[App and web page records]

-=-=-=-=-

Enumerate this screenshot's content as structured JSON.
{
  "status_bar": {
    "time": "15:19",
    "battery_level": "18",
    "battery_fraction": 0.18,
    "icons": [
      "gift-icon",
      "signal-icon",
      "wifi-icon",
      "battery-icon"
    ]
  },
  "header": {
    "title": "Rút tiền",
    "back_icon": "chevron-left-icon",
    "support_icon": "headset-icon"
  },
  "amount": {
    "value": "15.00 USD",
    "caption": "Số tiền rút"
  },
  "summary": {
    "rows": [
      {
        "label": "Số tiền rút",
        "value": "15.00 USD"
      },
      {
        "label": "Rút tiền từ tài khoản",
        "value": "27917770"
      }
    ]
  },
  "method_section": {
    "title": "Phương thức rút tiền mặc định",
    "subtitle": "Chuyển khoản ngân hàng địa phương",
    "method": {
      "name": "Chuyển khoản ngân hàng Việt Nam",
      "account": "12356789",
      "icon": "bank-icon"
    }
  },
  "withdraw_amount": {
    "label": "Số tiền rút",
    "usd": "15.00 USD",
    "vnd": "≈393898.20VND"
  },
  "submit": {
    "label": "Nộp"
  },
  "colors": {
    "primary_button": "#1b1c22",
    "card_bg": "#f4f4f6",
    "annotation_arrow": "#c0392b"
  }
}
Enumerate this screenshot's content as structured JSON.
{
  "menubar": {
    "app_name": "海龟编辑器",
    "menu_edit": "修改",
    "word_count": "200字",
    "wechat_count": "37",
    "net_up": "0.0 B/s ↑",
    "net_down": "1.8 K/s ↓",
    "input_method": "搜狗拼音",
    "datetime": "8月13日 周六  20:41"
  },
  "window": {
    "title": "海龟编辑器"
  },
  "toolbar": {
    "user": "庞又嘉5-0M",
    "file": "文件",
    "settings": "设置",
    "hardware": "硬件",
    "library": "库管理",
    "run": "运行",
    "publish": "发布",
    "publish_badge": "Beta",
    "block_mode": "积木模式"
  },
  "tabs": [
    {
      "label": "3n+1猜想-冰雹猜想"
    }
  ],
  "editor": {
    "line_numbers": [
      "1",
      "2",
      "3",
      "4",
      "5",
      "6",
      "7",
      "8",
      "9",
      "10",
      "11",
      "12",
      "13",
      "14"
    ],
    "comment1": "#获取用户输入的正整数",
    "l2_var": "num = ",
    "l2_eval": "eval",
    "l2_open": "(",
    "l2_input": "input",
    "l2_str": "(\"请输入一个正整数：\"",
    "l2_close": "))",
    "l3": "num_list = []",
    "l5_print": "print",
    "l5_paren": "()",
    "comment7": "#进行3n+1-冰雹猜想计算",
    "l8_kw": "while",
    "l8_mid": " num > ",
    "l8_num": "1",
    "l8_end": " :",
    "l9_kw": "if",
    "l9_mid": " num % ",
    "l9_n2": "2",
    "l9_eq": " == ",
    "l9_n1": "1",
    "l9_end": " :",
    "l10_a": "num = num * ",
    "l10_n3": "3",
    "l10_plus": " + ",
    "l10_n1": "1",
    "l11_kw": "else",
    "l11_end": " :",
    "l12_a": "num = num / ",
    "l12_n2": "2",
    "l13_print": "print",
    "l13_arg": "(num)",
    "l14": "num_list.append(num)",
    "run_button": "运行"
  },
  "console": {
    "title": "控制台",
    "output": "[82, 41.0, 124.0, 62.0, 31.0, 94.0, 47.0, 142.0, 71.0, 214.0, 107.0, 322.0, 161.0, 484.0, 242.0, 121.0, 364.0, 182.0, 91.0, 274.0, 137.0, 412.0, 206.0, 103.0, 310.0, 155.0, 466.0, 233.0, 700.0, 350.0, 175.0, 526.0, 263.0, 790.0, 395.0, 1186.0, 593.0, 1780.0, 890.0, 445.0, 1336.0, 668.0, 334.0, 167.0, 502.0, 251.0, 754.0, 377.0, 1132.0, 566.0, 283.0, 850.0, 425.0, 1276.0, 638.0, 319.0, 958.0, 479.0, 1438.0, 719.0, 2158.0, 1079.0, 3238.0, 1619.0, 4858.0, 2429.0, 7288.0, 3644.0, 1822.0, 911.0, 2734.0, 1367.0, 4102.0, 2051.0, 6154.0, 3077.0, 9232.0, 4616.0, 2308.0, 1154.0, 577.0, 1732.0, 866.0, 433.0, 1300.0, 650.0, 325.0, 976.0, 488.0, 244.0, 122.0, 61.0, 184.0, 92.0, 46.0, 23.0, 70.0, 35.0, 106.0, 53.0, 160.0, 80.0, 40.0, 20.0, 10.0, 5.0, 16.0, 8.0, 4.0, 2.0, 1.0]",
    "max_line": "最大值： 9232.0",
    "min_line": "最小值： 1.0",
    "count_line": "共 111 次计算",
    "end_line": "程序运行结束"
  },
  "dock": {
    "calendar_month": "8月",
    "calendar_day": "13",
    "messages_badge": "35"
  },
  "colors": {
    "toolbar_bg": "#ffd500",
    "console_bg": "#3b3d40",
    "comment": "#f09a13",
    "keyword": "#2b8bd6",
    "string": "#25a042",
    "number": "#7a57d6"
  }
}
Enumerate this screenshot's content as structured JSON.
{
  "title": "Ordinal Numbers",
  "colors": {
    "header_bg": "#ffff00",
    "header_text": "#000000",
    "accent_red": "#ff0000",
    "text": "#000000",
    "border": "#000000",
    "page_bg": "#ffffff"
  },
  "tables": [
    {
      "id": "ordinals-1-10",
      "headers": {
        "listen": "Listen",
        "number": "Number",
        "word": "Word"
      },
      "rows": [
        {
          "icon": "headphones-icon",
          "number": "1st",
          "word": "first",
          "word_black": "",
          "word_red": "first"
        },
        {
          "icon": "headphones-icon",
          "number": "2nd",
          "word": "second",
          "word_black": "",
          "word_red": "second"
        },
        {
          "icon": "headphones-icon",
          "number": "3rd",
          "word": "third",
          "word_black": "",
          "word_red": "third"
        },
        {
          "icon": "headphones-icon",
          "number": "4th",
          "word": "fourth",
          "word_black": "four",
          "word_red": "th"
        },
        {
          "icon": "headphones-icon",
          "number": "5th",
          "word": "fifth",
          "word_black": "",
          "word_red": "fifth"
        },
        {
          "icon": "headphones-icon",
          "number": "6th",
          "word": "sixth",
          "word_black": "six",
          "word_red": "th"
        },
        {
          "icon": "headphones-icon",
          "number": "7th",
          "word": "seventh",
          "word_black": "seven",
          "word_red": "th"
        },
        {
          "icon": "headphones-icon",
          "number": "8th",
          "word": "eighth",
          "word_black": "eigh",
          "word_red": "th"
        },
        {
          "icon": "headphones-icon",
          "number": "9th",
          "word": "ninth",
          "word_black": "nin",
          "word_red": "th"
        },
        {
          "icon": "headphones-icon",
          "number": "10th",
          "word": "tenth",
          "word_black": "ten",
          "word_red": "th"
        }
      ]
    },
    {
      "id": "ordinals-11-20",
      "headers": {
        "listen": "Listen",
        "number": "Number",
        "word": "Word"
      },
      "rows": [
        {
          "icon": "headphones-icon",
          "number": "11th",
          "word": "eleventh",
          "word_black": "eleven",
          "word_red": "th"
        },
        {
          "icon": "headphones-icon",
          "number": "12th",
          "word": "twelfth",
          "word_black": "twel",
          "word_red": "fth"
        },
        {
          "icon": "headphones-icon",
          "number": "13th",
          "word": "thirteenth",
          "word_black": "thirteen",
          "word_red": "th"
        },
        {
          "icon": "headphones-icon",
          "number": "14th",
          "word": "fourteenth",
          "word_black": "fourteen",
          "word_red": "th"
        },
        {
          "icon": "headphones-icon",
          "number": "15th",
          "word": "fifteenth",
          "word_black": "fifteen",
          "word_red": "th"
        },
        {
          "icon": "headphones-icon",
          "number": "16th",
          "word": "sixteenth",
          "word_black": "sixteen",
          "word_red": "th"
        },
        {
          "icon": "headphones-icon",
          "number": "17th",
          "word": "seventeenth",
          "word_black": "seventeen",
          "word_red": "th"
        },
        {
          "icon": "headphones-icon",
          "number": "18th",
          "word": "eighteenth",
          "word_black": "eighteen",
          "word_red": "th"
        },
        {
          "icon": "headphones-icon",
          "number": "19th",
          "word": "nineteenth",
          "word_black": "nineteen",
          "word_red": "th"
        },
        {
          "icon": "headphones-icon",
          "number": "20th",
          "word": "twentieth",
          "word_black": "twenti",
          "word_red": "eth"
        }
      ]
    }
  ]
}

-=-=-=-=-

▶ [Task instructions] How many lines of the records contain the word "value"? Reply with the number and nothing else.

▶ [Finished task] 3